An angled shot of Building 2 (Temple of the Cormorants) at the ancient Maya ruins of DzibanchÃ© in Quintana Roo, MÃ©xico:
DzibanchÃ© is an amazing little site to visit — it doesn’t get the press of the bigger sites (so there are never crowds), but it still has lots of interesting structures to see.
The Temple of the Cormorants is the site’s tallest structure, but sadly you can’t climb it. Â Still, plenty to see from ground level. Â This structure contains three burial chambers, one stacked atop the next in its core. Â In the bottom one, archaeologists found the tomb of a member of the city’s elite, with a wealth of grave goods — including a polychrome vessel decorated with cormorants (giving the structure its modern name).
This shot’s taken from the northwest of the building — even from here you can see some of the structure’s many layers of construction, and you can just make out the stucco carvings under the sheltering roofs along the steps on its side.
A panorama from the ancient Maya ruins of Uxmal, Mexico:
This shot is looking roughly southeast across the quadrangle — from the top steps of the quadrangle’s North Building. On the horizon, you can see the Governor’s Palace and the Great Pyramid.
On the south end of the Maya ruins of Sayil, Mexico (along the “Puuc Route“):
Did I mention this is down on the south end of Sayil? It’s a good kilometer south of the bulk of the ruins, but a pretty easy walk (carry water, naturally). This was originally a 2-storey structure, but the top floor has completely collapsed. The Puuc Classic Mosaic false columns (they’re limestone veneer) on its faÃ§ade are pretty impressive, though.
At Sayil (one of the larger sites along the Maya “Puuc Route“), the Palace is the marquis attraction, but about 350 meters (1300 feet) southeast of it along a marked path is this interesting structure:

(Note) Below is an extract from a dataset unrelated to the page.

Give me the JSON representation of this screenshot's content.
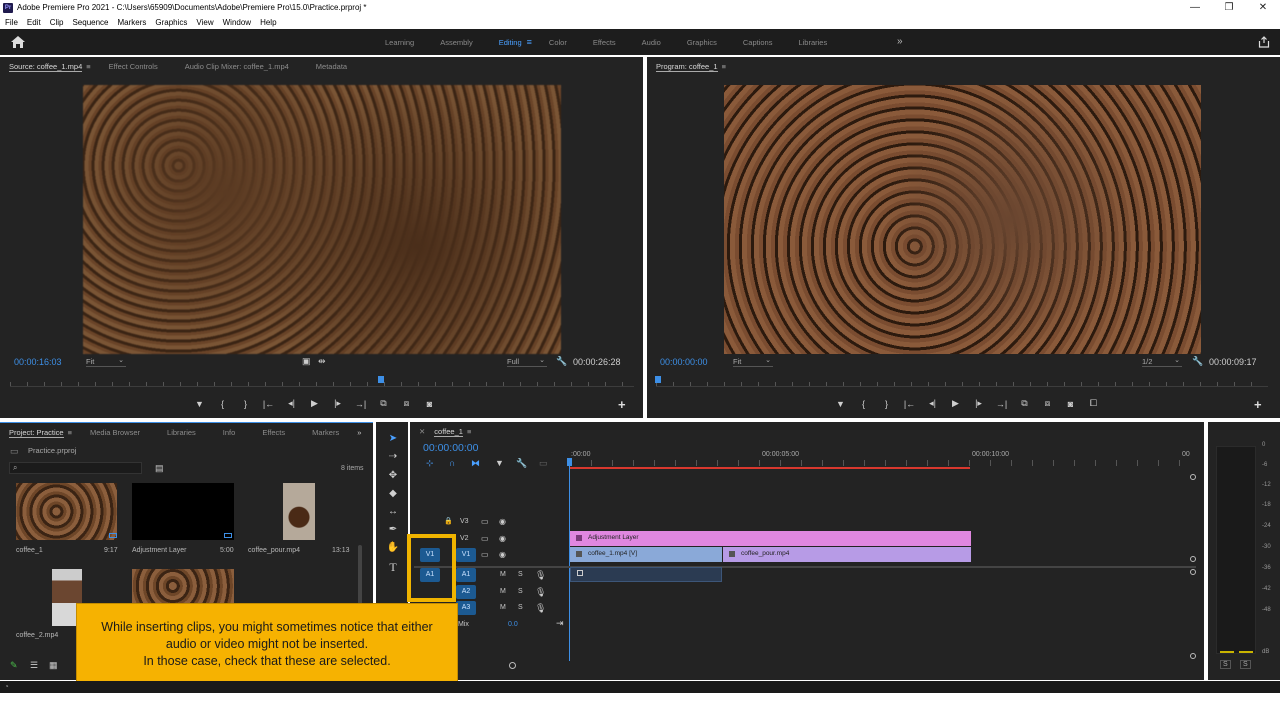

It was dubbed El Mirador (“The Lookout”), but was once a 5-room temple on a low pyramid. This shot is from the north (rear) and shows the 2 surviving rooms, and the surviving half of the once much-wider roof comb.
It’s ‘Roid Week on Flickr, so I thought it would be a good time to post this shot I made in Wichita a few weeks back:
This is part of what used to be a roller coaster at an abandoned amusement park called Joyland. The place was closed, then sold, then re-opened, then closed again, and finally abandoned. Now it’s slowly decaying while the rides and other structures gradually (occasionally…) get dismantled and torn down. Apparently it’s quite the magnet for urban explorers in town, but I didn’t really want to deal with the legal issues involved with hopping the park’s fence, so did my photography from outside the barriers.
I made this shot with a Polaroid OneStep Express camera and Impossible Project PX 600 Silver Shade film — a combination I’m really warming up to. It seems to be particularly good for street and decay shots (although, at $3 per exposure, a bit pricey for everyday use). Given how far this place has fallen from its heyday, the black border on this film seemed appropriate, a way of both commemorating and mourning this decay.
I spotted this on a photowalk through New Orleans’ French Quarter:
Some pretty interesting lights — particularly given that they’re in the entryway of a hotel. Good geometry and textures, though, for sure.
I spotted this scene late at night in New Orleans:
I’ve taken to paying attention to what ceiling light fixtures look like from below — it’s not how they’re intended to be viewed, and you’ll often see an interesting geometry as a result. This one just made me laugh — it started as a nice symmetric six-sided thing, but has lost any pretense of regularity (as seems to be typical of New Orleans). Meanwhile, over on the left, where two bulb holders are a bit spread apart from where they originally were, an alarm bell sits between them and balances the composition.
So, crooked but still balanced. The sepia tone, by the way, was naturally there — about all I did to this shot was correct a little pincushion from the close perspective.